— TASK REQUIREMENTS —
Extract every line of the material that holds the string "description".

— PROVIDED RECORDS —
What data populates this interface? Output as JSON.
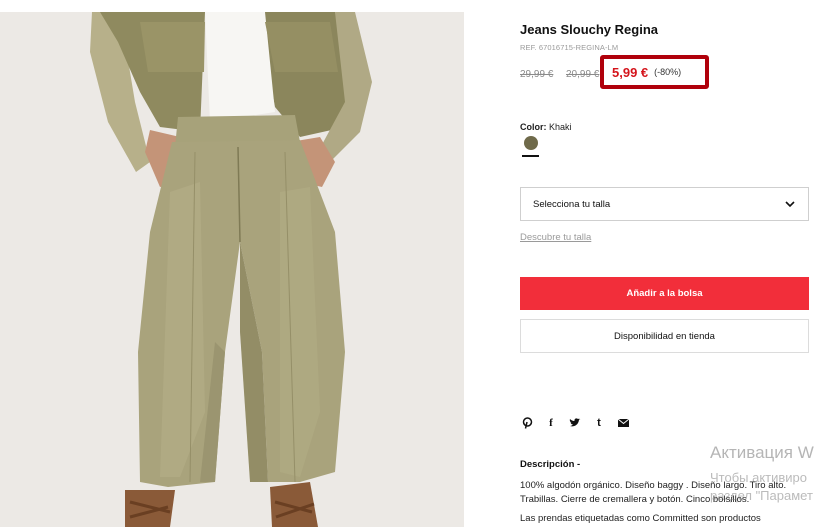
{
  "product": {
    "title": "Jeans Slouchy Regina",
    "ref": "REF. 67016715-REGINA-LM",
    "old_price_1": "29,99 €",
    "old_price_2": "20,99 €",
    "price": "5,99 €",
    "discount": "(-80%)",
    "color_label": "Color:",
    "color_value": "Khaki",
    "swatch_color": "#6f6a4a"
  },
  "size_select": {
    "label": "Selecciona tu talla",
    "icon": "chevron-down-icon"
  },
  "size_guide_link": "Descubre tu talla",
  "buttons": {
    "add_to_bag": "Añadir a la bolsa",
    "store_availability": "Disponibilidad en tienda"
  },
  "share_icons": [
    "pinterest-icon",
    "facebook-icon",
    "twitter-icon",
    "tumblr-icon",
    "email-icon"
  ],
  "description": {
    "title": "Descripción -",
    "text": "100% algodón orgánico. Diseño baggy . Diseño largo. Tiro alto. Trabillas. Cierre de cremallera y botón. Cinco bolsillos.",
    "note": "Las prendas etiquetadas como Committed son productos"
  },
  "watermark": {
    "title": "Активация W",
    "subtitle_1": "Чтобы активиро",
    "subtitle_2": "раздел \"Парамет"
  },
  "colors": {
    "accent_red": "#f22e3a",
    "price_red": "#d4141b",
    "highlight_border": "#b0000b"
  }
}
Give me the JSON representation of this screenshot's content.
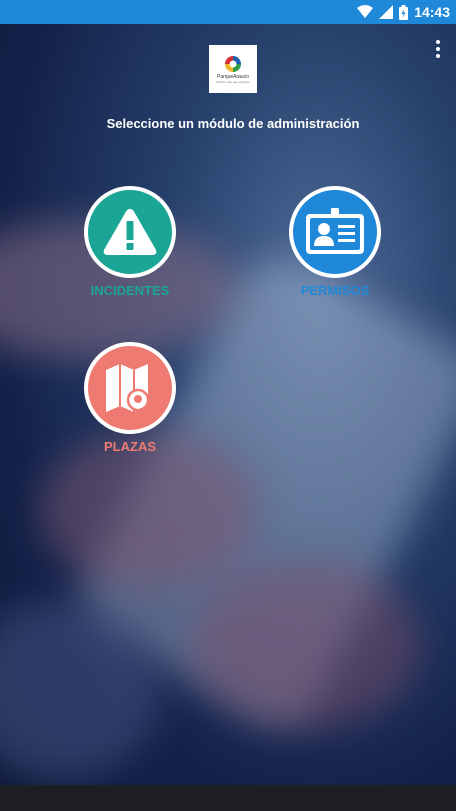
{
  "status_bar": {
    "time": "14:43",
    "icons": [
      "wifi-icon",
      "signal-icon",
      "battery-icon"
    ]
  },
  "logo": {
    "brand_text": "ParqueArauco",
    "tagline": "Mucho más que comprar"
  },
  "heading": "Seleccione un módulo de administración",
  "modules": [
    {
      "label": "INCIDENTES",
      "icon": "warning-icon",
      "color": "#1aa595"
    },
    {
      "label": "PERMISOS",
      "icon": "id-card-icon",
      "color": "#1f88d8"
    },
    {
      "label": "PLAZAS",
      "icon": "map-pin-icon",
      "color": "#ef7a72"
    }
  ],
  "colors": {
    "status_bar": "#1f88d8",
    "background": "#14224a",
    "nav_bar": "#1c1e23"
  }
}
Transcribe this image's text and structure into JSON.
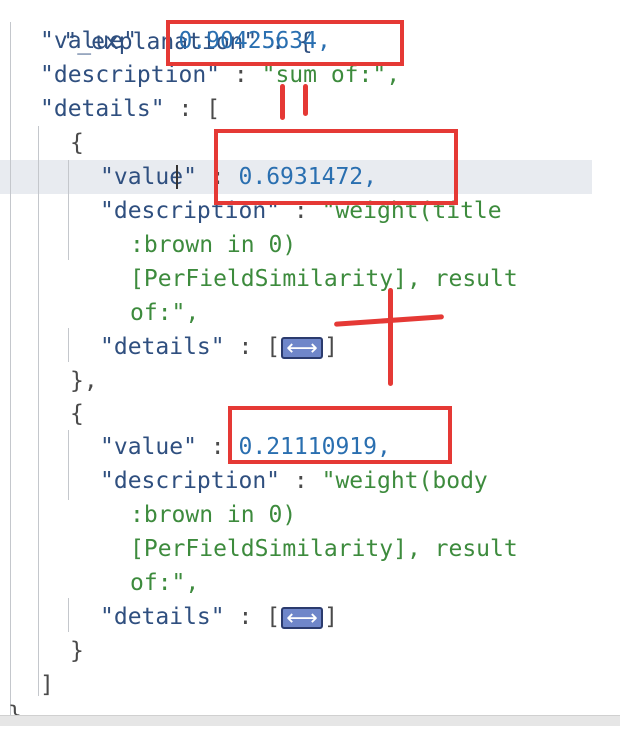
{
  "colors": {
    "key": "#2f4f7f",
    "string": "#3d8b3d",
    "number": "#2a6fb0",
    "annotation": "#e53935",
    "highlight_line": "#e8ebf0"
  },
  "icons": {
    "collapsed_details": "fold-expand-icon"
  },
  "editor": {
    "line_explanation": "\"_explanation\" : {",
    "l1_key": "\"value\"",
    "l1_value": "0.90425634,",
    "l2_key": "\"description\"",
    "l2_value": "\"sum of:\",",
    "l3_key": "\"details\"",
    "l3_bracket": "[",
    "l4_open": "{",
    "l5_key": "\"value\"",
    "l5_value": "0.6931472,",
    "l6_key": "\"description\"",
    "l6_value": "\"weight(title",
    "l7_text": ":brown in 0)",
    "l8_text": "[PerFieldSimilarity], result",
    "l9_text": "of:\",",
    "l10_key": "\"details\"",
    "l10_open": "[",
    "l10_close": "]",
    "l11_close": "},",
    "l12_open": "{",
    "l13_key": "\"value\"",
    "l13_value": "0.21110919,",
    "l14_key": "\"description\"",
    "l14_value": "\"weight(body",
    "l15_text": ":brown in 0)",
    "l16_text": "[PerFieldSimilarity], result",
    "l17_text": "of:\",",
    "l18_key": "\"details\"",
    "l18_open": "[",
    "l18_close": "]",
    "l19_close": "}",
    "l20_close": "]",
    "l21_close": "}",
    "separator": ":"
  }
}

— TASK SOLUTION —
  "description": {
    "l2_key": "\"description\"",
    "l6_key": "\"description\"",
    "l14_key": "\"description\"",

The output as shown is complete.